For the thought experiment in your question, the answer is: it depends on the temperature of the room!
If the room is cold, humidity will actually make it feel colder! This is because water vapor has a much higher heat capacity than dry air, meaning that it takes more heat to raise or lower its temperature. So a volume of air with a lot of water vapor can transfer more heat to (or from) your skin than the same volume of dry air.
If the room is moderately warm (around 27–37 °C, I think), it's close enough to your own body temperature that radiative heat transfer is minimal, so the main difference in perceived heat is due to the water vapor's effect on your body's ability to use evaporation (of sweat) to cool itself. This is what the other answers are talking about.
If the room is hot, heat capacity again plays the dominant role. A given volume of high-humidity air contains much more heat than an equal volume of dry air, so it is able to transfer a lot more heat to your body. This is why dry saunas are frequently operated in excess of 100 °C, while a steam sauna at that temperature would be instantly scalding!

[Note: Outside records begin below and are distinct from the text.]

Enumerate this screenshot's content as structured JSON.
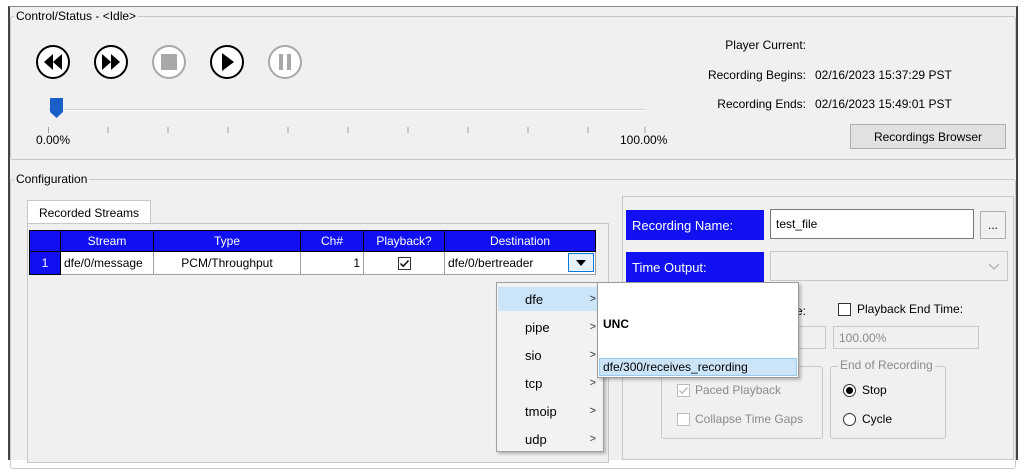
{
  "control": {
    "title": "Control/Status - <Idle>",
    "buttons": {
      "rewind_icon": "rewind-icon",
      "fast_forward_icon": "fast-forward-icon",
      "stop_icon": "stop-icon",
      "play_icon": "play-icon",
      "pause_icon": "pause-icon"
    },
    "slider": {
      "min_label": "0.00%",
      "max_label": "100.00%",
      "position_percent": 0
    },
    "info": {
      "player_current_label": "Player Current:",
      "player_current_value": "",
      "recording_begins_label": "Recording Begins:",
      "recording_begins_value": "02/16/2023 15:37:29 PST",
      "recording_ends_label": "Recording Ends:",
      "recording_ends_value": "02/16/2023 15:49:01 PST"
    },
    "recordings_browser_label": "Recordings Browser"
  },
  "configuration": {
    "title": "Configuration",
    "tab_label": "Recorded Streams",
    "table": {
      "headers": [
        "",
        "Stream",
        "Type",
        "Ch#",
        "Playback?",
        "Destination"
      ],
      "rows": [
        {
          "index": "1",
          "stream": "dfe/0/message",
          "type": "PCM/Throughput",
          "ch": "1",
          "playback": true,
          "destination": "dfe/0/bertreader"
        }
      ]
    },
    "dropdown_menu": {
      "items": [
        {
          "label": "dfe",
          "selected": true
        },
        {
          "label": "pipe",
          "selected": false
        },
        {
          "label": "sio",
          "selected": false
        },
        {
          "label": "tcp",
          "selected": false
        },
        {
          "label": "tmoip",
          "selected": false
        },
        {
          "label": "udp",
          "selected": false
        }
      ],
      "submenu": {
        "header": "UNC",
        "item": "dfe/300/receives_recording"
      }
    },
    "right_panel": {
      "recording_name_label": "Recording Name:",
      "recording_name_value": "test_file",
      "browse_label": "...",
      "time_output_label": "Time Output:",
      "time_output_value": "",
      "start_time_label_partial": "e:",
      "playback_end_time_label": "Playback End Time:",
      "start_time_value": "",
      "end_time_value": "100.00%",
      "paced_playback_label": "Paced Playback",
      "collapse_time_gaps_label": "Collapse Time Gaps",
      "end_of_recording_title": "End of Recording",
      "stop_label": "Stop",
      "cycle_label": "Cycle"
    }
  },
  "colors": {
    "header_blue": "#1010f0",
    "selection": "#cce4f7",
    "slider_thumb": "#1a5fc8"
  }
}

In a hot room there is also the issue of condensation. If your skin is at or below the dew point, water will condense out of the air onto you. Condensation is an exothermic phase change, so it will transfer additional heat to your skin.